╭─ SUPPLIED INFORMATION

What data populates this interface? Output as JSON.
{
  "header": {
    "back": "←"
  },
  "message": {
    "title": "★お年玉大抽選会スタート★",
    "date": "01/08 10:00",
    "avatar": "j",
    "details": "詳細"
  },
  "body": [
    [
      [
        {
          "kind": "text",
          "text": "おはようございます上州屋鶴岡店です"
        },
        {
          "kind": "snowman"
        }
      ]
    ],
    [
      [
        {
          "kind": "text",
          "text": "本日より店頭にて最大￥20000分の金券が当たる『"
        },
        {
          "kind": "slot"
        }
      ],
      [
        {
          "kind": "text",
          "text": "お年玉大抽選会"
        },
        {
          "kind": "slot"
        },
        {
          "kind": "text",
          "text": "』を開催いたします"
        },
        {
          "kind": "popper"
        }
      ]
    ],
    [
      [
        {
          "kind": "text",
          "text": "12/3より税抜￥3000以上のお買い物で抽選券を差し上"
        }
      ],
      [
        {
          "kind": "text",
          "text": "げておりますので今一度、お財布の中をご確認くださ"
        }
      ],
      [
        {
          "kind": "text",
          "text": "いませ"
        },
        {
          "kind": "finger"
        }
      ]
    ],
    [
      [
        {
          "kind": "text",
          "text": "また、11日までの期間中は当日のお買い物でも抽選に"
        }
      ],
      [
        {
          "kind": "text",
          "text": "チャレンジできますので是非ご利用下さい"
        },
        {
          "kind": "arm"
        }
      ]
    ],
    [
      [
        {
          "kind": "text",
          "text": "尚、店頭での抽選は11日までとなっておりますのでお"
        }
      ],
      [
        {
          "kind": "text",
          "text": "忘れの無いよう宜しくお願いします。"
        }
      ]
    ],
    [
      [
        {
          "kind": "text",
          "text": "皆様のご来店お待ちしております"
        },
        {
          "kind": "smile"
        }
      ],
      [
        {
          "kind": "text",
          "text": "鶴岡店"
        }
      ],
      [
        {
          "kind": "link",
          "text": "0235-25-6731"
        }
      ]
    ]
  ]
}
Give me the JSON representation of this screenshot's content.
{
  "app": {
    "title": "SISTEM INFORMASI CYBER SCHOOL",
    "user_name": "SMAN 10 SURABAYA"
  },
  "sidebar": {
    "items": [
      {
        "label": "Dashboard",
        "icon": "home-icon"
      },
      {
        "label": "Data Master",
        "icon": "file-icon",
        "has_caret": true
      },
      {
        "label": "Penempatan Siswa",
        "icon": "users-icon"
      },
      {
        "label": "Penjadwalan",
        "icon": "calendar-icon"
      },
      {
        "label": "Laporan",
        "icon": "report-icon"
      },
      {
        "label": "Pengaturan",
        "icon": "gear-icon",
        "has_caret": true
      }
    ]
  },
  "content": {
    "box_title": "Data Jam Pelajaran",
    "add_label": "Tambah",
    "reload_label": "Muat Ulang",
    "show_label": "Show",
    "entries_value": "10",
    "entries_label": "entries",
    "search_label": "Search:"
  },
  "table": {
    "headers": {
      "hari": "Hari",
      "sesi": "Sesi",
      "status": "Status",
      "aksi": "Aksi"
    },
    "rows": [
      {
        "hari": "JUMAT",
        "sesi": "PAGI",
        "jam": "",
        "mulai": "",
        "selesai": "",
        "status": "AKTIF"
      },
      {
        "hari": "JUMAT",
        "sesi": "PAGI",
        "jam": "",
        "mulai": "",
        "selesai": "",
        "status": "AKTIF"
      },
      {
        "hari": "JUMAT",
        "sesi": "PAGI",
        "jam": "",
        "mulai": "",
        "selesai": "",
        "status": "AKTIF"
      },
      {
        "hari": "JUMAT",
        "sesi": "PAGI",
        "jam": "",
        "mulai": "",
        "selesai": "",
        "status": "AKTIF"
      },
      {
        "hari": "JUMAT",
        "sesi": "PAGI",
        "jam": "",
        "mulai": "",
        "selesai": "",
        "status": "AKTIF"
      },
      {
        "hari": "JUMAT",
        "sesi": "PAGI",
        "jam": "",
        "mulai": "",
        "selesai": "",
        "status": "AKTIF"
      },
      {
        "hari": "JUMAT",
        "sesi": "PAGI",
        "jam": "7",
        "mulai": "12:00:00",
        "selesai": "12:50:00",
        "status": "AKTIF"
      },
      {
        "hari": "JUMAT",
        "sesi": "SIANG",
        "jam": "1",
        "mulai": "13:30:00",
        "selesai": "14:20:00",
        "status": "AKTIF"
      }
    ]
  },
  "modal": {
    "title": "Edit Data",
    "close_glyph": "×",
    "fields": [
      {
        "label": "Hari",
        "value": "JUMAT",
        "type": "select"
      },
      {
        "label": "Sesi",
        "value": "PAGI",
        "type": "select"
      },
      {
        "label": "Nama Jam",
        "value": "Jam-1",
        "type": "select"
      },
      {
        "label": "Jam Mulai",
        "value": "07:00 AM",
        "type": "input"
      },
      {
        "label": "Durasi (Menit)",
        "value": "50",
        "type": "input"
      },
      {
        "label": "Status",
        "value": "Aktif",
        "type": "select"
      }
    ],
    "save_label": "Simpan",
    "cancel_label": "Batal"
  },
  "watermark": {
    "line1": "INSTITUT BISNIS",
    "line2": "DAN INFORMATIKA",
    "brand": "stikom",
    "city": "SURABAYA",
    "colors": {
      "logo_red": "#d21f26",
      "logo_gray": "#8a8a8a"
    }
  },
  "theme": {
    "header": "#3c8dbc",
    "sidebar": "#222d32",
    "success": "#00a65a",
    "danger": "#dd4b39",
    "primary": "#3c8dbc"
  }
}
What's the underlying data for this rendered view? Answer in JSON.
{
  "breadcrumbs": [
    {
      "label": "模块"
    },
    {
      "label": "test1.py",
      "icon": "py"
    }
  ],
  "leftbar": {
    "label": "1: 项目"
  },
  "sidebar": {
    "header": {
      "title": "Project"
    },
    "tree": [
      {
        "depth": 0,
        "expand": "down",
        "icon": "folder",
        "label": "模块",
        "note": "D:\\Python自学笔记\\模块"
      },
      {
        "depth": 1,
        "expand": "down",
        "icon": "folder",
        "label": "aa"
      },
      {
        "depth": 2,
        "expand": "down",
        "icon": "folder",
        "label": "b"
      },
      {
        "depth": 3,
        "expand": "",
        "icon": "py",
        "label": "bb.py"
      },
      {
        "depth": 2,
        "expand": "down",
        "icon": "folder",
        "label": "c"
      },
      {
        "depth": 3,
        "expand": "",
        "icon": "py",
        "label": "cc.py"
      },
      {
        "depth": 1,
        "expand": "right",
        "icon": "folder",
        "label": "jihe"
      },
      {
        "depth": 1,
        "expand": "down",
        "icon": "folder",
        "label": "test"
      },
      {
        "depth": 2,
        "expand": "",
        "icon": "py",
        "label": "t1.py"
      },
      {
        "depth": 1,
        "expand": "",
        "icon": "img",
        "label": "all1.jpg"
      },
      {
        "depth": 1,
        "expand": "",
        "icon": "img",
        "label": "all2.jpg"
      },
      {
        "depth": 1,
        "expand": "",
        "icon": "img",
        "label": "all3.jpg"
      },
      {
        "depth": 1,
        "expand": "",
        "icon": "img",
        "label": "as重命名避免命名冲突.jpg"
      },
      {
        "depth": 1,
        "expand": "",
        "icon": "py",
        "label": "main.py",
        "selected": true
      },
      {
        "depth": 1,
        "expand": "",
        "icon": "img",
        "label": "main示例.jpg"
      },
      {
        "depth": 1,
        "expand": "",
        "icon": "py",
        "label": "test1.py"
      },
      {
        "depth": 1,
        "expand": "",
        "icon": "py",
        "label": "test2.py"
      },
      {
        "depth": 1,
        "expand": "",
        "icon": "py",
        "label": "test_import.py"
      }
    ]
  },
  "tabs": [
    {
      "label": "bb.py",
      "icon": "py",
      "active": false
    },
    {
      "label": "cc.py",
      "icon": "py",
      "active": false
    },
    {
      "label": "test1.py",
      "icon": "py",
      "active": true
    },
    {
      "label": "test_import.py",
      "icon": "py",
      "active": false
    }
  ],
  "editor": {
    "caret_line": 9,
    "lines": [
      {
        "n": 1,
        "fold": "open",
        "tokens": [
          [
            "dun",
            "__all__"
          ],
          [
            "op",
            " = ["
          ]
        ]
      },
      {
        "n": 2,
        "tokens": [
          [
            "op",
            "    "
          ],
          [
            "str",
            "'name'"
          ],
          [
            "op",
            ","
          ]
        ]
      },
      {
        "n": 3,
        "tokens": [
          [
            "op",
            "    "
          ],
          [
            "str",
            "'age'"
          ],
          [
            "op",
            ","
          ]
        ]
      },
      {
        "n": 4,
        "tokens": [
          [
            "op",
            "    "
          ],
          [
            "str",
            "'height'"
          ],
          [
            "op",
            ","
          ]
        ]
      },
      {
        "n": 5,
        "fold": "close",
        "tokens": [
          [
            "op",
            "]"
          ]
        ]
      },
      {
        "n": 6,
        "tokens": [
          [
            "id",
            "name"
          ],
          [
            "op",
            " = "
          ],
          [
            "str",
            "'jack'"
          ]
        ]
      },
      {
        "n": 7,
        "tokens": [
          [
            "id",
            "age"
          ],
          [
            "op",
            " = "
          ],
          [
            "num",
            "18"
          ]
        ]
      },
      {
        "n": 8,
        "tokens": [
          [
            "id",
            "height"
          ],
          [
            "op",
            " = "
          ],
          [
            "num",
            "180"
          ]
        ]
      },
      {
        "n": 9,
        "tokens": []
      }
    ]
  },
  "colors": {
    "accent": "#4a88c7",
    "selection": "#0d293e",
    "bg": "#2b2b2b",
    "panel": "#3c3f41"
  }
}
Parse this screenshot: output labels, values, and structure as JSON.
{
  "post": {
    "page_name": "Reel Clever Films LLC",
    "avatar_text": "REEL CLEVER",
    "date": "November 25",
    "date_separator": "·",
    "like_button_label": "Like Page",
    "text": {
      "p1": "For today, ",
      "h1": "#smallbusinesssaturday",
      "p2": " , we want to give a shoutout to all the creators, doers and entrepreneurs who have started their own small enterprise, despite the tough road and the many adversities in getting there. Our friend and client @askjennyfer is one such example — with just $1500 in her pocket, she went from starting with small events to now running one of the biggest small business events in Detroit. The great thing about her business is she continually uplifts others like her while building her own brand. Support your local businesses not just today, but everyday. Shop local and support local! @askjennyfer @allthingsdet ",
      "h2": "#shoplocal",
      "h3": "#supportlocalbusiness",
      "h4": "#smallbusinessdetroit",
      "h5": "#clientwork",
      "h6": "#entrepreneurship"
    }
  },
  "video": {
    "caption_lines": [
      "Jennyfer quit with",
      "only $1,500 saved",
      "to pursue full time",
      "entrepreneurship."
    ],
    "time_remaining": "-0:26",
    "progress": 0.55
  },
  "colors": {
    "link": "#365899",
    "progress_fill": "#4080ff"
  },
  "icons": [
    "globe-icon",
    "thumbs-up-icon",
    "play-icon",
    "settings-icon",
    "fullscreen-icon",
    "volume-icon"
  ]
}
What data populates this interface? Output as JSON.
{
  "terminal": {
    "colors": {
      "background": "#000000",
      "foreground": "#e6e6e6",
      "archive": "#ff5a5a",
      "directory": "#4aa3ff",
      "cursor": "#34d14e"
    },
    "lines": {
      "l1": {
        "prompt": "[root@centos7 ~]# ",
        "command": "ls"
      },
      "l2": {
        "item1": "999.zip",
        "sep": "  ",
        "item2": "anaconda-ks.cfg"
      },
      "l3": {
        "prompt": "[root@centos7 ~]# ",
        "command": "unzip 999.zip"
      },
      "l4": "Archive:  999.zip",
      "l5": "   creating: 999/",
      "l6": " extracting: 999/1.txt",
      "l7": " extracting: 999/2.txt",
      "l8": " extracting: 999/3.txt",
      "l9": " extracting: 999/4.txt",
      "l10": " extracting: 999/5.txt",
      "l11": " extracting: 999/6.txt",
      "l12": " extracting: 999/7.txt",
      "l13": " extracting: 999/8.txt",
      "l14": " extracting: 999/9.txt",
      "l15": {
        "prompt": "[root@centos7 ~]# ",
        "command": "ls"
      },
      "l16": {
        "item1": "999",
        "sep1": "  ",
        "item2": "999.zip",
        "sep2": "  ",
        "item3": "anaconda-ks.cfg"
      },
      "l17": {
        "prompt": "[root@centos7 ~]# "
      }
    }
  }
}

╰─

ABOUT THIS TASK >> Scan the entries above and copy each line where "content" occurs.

WRITTEN ANSWER >>
Give me the JSON representation of this screenshot's content.
  "content": {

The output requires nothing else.